House Republicans edged closer Friday to citing Consumer Financial Protection Bureau Richard Cordray for contempt of Congress, publishing a report finding that a panel has cause to do so based on his inadequate response to subpoenas.
The report is the latest GOP volley against the regulator, an Obama appointee whose policies conservatives have long criticized and who is speculated to seek the Ohio governorship as a Democrat.
The 36-page document concludes that "there is ample basis to proceed against Director Cordray for contempt of Congress" for not responding to multiple subpoenas from the House Financial Services Committee. The committee had sought to learn about the agency's communications with consumer rights groups in formulating a rule that would open up the financial industry to class-action lawsuits. Congressional Republicans have sought to kill the rule since Cordray finalized it last month.
Rep. Jeb Hensarling, the Texas conservative who is chairman of the committee, had warned Cordray that he could face contempt proceedings if he finalized the rule without fulfilling the subpoenas.

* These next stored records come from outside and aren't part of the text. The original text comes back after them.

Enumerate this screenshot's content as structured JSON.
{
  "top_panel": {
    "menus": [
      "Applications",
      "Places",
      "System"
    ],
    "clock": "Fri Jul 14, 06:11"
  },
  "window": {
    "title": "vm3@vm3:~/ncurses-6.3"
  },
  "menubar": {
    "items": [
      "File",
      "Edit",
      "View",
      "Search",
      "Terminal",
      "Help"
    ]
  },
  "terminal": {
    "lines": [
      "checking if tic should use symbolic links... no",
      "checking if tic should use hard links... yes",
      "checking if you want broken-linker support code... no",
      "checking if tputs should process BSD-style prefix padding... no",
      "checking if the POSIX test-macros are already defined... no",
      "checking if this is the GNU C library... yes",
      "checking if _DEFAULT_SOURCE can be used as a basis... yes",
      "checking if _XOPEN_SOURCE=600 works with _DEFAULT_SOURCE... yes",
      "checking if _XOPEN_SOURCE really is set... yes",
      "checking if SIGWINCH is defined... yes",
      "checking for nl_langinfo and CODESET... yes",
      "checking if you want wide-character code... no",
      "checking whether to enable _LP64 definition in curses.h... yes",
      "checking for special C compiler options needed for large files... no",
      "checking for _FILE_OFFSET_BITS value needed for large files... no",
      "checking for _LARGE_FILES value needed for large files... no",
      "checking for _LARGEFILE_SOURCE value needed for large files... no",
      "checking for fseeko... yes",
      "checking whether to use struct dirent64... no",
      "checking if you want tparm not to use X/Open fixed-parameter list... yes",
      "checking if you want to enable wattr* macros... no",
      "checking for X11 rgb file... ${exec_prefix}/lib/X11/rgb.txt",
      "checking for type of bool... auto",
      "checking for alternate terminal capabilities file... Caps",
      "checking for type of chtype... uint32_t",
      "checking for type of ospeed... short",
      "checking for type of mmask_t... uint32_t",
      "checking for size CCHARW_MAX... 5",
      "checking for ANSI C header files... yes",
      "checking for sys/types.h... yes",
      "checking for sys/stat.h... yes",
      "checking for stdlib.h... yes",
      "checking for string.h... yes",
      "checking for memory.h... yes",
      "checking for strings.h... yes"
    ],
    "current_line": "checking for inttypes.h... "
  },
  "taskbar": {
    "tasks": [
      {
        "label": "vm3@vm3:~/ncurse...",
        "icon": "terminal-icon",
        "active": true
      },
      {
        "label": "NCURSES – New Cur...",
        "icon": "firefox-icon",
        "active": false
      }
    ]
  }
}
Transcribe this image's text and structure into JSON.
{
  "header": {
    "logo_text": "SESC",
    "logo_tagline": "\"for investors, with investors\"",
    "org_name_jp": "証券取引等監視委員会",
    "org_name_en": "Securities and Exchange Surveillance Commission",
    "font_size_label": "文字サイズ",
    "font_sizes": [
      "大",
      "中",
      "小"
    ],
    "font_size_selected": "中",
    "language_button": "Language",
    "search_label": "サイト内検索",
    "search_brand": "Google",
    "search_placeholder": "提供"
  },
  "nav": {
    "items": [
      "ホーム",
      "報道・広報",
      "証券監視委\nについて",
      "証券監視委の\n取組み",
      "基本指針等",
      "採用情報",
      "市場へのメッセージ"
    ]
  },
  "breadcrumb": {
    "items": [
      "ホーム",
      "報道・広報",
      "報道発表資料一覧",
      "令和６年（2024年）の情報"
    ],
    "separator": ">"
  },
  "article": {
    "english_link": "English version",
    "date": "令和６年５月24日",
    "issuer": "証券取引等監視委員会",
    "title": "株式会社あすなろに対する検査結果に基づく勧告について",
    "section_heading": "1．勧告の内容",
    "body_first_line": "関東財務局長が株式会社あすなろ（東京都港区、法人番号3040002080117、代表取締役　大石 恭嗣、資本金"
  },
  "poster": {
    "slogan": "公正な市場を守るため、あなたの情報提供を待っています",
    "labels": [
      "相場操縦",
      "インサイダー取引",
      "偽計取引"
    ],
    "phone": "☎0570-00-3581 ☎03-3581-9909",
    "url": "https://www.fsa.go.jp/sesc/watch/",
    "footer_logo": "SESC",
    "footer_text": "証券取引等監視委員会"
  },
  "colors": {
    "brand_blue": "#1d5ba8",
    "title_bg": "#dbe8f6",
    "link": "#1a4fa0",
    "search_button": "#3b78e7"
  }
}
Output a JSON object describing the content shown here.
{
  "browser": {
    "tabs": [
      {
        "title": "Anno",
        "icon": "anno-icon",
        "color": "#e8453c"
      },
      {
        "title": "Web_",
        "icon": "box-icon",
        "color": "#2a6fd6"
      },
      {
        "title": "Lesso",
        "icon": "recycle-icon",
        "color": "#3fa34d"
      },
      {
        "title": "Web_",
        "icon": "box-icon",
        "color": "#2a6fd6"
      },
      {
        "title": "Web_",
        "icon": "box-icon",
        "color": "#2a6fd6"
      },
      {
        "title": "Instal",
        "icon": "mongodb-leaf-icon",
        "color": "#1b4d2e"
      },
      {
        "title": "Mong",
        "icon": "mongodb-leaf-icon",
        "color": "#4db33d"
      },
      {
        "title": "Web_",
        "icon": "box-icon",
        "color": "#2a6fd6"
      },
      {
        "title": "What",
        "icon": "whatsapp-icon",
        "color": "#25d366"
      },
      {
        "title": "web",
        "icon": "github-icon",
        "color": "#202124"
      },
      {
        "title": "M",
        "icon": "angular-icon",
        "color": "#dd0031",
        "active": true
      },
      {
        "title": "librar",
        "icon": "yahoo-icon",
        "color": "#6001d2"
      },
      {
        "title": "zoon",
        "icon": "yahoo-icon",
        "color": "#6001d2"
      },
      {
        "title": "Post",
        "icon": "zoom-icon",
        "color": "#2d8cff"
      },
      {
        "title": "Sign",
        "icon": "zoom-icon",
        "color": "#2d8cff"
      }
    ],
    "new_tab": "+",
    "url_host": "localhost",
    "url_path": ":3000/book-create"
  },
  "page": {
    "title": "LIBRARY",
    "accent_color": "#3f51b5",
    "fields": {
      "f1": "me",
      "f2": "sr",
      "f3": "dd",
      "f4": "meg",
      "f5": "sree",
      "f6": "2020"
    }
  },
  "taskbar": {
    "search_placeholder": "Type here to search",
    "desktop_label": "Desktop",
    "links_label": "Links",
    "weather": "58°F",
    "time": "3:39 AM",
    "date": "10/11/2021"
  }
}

Now, his committee has laid the groundwork for such a response.
A spokesman did not immediately respond to an inquiry about whether Hensarling had decided to follow through on the threat.
Maxine Waters, Hensarling's Democratic counterpart on the committee and a Californan, defended Cordray, saying in a statement that "the Republican attacks on Director Cordray and the Consumer Bureau are entirely baseless, and there are no grounds at all for them to hold the Director in contempt, as they are angling to do in the staff report released today."
House Republicans have declared Obama-appointed officials in contempt before. In 2012, the lower chamber voted to hold Attorney General Eric Holder in contempt for refusing to provide documents related to the investigation of the Fast and Furious scandal.